Fermentation of glucose-xylose-arabinose mixtures by a synthetic consortium of single-sugar-fermenting Saccharomyces cerevisiae strains.
Verhoeven, M. D., de Valk, S. C., Daran, J. M. G., van Maris, A. J. & Pronk, J. T. (2018). FEMS Yeast Research, In Press.

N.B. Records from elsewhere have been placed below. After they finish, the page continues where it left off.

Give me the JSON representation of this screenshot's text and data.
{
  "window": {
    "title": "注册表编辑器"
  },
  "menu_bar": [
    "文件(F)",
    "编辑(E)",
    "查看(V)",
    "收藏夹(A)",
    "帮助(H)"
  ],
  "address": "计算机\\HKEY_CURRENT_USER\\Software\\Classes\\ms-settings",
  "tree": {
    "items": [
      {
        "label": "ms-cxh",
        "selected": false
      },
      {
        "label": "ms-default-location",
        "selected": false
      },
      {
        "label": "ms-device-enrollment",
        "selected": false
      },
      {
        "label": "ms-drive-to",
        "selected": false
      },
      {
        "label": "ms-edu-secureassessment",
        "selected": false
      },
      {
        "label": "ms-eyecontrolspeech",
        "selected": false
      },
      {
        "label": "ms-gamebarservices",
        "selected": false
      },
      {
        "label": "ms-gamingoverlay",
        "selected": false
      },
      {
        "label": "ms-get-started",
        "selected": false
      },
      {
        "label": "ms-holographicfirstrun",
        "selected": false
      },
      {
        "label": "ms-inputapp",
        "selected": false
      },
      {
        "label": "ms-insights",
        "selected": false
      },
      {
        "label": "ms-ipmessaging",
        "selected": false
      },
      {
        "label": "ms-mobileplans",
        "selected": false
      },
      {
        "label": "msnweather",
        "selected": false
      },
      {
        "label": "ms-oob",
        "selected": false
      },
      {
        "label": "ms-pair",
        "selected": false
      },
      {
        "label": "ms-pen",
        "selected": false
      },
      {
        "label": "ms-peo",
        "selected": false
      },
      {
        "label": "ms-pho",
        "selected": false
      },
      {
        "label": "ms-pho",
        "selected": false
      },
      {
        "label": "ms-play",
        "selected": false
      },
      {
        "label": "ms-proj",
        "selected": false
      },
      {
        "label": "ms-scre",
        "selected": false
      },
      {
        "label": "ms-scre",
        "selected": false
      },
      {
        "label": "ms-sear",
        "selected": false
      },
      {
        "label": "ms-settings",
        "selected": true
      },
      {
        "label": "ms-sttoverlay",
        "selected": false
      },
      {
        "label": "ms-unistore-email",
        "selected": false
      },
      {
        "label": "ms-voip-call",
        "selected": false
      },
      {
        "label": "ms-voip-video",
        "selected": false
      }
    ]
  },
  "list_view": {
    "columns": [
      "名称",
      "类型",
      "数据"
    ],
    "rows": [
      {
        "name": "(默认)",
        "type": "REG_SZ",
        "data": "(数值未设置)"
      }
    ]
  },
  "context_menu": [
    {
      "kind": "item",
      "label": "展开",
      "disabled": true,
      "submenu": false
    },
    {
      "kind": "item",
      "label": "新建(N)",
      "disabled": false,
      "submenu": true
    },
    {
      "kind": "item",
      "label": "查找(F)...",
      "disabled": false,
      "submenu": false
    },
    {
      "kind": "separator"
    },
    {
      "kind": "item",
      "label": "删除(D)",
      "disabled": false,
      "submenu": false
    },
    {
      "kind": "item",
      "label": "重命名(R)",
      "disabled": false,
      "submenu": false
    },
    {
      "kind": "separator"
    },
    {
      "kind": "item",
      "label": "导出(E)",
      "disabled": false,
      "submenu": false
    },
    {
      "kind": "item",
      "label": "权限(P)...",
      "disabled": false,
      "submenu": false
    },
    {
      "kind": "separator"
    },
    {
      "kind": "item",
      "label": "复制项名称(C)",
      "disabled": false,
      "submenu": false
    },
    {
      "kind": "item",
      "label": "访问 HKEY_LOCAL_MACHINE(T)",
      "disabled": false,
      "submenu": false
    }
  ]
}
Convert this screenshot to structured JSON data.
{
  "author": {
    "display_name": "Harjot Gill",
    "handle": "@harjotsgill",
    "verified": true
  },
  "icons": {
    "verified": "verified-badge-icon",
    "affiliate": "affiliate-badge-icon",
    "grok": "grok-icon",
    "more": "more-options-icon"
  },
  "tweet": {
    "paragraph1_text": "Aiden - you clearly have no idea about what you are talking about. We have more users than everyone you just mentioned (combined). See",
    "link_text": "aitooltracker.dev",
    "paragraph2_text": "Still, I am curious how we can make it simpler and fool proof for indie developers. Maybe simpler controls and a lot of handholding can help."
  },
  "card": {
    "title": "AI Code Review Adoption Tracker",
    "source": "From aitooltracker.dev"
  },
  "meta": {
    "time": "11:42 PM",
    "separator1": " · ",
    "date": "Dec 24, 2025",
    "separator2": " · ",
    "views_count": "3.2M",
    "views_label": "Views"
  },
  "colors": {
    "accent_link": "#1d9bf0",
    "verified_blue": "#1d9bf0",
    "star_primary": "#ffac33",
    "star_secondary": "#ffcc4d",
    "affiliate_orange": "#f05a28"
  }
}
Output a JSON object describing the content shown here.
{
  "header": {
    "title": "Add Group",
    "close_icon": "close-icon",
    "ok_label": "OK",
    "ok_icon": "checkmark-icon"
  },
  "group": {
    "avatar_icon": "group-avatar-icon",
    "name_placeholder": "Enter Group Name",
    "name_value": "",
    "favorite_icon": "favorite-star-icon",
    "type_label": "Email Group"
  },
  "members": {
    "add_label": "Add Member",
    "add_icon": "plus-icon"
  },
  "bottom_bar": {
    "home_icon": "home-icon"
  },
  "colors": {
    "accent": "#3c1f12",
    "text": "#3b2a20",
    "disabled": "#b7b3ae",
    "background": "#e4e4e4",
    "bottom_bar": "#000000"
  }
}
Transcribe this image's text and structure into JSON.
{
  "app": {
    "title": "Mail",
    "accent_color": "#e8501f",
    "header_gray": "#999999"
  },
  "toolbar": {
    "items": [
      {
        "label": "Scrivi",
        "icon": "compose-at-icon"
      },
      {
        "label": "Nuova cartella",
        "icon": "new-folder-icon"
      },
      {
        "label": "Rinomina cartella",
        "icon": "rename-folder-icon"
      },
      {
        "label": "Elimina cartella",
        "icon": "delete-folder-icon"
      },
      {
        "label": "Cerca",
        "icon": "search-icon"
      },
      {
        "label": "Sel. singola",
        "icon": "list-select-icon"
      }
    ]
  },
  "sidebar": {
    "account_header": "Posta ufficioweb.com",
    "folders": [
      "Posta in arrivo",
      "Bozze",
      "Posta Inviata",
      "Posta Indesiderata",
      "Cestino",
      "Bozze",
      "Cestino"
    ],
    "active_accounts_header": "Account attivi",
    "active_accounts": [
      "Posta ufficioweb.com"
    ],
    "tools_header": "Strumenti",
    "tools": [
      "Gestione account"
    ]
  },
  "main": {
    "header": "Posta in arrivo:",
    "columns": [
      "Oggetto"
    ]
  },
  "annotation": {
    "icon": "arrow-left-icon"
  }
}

D-Glucose, D-xylose and L-arabinose are major sugars in lignocellulosic hydrolysates. This study explores fermentation of glucose-xylose-arabinose mixtures by a consortium of three ‘specialist’ Saccharomyces cerevisiae strains. A D-glucose- and L-arabinose-tolerant xylose specialist was constructed by eliminating hexose phosphorylation in an engineered xylose-fermenting strain and subsequent laboratory evolution. A resulting strain anaerobically grew and fermented D-xylose in the presence of 20 g L-1 of D-glucose and L-arabinose. A synthetic consortium that additionally comprised a similarly obtained arabinose specialist and a pentose-non-fermenting laboratory strain, rapidly and simultaneously converted D-glucose and L-arabinose in anaerobic batch cultures on three-sugar mixtures. However, performance of the xylose specialist was strongly impaired in these mixed cultures. After prolonged cultivation of the consortium on three-sugar mixtures, the time required for complete sugar conversion approached that of a previously constructed and evolved ‘generalist’ strain. In contrast to the generalist strain, whose fermentation kinetics deteriorated during prolonged repeated-batch cultivation on a mixture of 20 g L-1 D-glucose, 10 g L-1 D-xylose and 5 g L-1 L-arabinose, the evolved consortium showed stable fermentation kinetics. Understanding the interactions between specialist strains is a key challenge in further exploring the applicability of this synthetic consortium approach for industrial fermentation of lignocellulosic hydrolysates.